Yesterday, California’s Governor Brown signed SB 633 into law. The new law exempts certain merchandise from the prohibition that merchandise being sold in California cannot be labeled with “Made in the USA” or similar words when the merchandise or any component has been entirely or substantially made outside of the United States.
Made in the USA?
The new California law will allow merchandise to be labeled “Made in the USA” if:
- the foreign components or parts do not constitute more than 5% of the final wholesale value of the product, or
- the foreign components or parts do not constitute more than 10% of the final wholesale value of the product AND the manufacturer can show that those components cannot be obtained or produced domestically.
For this second prong, the determination that the components or parts cannot be made, manufactured, produced or obtained within the U.S. may not be based on the cost of the components or parts. The new law also clarifies that goods sold or offered for sale outside of California are not mislabeled as long as the labels conform to the law where they are sold or offered for sale.
The new California law will go into effect on January 1, 2016.
Impact on FTC standard
As we have previously discussed, California’s prior “Made in the USA” law was stricter than the standard set by the Federal Trade Commission. While the new law offers some relief, it does not directly align with the FTC standard.
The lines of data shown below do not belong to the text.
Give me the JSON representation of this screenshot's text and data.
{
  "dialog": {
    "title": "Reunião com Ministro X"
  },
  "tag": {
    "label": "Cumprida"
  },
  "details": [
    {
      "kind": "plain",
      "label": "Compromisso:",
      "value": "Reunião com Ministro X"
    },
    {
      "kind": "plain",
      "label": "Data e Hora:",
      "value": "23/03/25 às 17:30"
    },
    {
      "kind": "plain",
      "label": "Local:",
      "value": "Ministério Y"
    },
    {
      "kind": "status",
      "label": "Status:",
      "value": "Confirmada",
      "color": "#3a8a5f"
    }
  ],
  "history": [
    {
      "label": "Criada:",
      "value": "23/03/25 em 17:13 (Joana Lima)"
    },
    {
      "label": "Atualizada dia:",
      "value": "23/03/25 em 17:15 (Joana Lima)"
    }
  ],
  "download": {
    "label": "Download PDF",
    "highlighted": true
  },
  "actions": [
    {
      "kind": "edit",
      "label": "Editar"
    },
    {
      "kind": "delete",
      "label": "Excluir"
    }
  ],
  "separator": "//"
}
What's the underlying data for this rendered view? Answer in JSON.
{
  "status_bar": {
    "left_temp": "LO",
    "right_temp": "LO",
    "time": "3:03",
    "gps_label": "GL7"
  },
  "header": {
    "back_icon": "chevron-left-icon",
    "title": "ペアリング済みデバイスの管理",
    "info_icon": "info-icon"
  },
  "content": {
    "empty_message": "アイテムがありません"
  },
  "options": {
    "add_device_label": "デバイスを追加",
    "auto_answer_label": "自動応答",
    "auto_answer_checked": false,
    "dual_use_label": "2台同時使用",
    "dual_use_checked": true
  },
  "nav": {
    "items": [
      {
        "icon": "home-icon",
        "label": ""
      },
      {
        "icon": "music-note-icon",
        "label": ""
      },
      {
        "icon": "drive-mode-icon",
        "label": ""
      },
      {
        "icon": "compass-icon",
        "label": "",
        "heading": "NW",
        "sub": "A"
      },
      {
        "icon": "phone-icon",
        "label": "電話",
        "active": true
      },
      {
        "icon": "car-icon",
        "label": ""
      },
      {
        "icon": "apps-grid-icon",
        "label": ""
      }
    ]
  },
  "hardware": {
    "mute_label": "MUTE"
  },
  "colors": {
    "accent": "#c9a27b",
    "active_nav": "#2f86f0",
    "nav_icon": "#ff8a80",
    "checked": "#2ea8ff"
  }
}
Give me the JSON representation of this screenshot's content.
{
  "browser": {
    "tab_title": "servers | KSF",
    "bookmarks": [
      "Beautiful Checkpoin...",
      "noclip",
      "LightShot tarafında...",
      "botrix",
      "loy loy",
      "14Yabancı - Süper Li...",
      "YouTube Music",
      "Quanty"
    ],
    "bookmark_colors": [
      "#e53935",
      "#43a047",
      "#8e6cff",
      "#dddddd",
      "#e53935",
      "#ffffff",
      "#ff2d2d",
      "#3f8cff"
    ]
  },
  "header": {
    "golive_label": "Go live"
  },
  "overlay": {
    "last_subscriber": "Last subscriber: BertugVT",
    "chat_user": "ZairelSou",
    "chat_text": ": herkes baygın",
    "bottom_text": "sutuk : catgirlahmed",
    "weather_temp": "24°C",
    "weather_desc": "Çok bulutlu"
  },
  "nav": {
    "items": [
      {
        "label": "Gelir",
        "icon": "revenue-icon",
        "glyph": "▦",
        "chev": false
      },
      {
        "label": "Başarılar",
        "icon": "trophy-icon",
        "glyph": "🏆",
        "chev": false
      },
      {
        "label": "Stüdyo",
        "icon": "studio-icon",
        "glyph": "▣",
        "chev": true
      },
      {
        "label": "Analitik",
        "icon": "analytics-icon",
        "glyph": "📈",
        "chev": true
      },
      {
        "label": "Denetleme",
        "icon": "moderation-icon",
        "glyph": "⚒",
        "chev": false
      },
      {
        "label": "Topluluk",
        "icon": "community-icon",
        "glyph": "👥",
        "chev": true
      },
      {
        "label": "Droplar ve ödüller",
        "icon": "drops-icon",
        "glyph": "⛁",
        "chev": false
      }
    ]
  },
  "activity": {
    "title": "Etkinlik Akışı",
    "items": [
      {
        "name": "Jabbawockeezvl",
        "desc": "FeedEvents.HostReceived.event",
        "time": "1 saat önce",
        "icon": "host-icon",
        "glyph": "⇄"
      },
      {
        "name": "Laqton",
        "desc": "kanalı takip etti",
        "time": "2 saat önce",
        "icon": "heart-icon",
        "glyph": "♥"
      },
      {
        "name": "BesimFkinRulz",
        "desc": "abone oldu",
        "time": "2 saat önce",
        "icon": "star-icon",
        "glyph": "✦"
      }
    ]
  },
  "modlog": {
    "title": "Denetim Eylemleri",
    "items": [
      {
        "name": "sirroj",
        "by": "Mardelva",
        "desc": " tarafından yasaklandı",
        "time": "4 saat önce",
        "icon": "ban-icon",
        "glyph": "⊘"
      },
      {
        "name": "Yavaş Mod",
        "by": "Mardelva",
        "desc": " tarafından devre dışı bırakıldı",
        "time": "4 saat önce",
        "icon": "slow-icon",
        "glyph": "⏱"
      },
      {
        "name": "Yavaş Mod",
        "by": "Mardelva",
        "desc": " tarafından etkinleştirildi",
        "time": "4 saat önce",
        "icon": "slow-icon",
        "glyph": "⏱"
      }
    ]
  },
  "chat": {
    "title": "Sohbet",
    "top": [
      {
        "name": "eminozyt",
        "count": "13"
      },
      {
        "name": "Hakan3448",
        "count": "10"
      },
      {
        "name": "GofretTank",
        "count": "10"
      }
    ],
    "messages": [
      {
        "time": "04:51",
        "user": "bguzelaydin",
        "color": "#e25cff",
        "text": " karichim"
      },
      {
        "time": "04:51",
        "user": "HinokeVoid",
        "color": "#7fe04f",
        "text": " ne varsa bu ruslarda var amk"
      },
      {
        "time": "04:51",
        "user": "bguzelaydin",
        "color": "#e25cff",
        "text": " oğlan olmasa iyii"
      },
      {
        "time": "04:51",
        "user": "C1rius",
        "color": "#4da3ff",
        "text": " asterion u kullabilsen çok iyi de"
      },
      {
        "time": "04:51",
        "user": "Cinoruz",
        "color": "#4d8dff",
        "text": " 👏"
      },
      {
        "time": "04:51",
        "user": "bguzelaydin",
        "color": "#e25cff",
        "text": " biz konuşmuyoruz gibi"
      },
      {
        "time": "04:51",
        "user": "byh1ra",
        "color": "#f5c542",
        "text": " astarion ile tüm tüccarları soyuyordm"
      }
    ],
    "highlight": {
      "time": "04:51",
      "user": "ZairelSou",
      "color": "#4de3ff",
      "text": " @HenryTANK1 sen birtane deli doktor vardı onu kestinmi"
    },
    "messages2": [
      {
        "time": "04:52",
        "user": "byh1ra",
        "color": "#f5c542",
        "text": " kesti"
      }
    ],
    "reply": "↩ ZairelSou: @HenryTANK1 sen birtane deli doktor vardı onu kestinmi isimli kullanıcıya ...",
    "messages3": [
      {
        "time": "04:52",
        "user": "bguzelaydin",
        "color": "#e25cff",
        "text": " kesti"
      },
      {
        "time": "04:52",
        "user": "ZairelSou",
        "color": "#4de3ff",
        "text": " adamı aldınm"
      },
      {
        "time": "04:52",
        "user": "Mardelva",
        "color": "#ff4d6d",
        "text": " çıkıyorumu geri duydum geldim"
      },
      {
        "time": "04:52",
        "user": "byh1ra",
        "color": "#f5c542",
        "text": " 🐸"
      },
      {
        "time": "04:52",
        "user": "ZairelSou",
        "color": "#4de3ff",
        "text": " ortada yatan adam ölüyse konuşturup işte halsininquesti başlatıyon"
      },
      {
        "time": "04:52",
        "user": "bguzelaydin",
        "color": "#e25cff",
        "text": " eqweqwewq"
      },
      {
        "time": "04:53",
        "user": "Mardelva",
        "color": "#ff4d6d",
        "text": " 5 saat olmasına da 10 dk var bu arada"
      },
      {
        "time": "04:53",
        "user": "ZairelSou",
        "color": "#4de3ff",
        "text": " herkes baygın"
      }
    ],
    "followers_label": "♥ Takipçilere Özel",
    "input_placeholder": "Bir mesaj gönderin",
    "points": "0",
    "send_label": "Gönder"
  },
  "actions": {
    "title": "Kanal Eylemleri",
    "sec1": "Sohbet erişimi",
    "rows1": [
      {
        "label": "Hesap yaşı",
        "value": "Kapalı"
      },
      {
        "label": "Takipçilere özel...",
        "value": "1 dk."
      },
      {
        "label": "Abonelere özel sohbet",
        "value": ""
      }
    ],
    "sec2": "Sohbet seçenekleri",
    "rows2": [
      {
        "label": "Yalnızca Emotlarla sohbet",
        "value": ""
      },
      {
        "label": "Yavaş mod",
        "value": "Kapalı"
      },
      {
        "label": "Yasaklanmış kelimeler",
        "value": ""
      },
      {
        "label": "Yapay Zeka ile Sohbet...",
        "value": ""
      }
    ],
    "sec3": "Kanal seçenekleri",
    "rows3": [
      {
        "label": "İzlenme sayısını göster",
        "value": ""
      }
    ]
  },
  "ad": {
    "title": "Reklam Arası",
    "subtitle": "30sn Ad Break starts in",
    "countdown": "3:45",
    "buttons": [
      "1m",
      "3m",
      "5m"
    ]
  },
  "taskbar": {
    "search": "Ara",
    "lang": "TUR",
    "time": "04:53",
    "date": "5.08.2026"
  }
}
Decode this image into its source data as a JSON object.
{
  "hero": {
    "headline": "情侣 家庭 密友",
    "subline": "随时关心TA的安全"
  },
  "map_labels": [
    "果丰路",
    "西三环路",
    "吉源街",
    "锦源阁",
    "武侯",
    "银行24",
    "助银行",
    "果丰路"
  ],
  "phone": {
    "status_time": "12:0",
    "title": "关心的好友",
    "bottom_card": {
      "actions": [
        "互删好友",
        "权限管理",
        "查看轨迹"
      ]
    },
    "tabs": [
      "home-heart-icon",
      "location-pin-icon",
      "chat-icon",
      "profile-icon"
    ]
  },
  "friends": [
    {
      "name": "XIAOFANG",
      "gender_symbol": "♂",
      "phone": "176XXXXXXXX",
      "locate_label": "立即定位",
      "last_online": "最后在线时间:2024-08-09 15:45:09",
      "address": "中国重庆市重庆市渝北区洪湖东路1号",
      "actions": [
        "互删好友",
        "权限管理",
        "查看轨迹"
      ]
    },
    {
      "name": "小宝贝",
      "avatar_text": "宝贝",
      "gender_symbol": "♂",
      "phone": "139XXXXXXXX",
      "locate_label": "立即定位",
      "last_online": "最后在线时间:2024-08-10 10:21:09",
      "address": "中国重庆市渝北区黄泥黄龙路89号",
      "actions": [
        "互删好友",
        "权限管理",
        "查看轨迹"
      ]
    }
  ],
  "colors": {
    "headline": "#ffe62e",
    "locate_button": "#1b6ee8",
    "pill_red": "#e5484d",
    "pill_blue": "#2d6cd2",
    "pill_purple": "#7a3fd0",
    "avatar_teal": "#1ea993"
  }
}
Manufacturers and retailers selling products in California and throughout the rest of the country will still have to deal with both standards.
Because the FTC has refused to apply a bright line test to its “all of virtually all” approach, it is possible that a product whose foreign components comprise more than the 5% or 10% limits could qualify for a “Made in the USA” label under the FTC standard.
This new law will also likely require companies seeking to label products that contain foreign parts or components as “Made in the USA” to work closely with their vendors to determine whether the foreign content exceeds the 5% and 10% thresholds, and, when the foreign content is up to 10% of the final wholesale value, to determine whether the components can be obtained or produced domestically.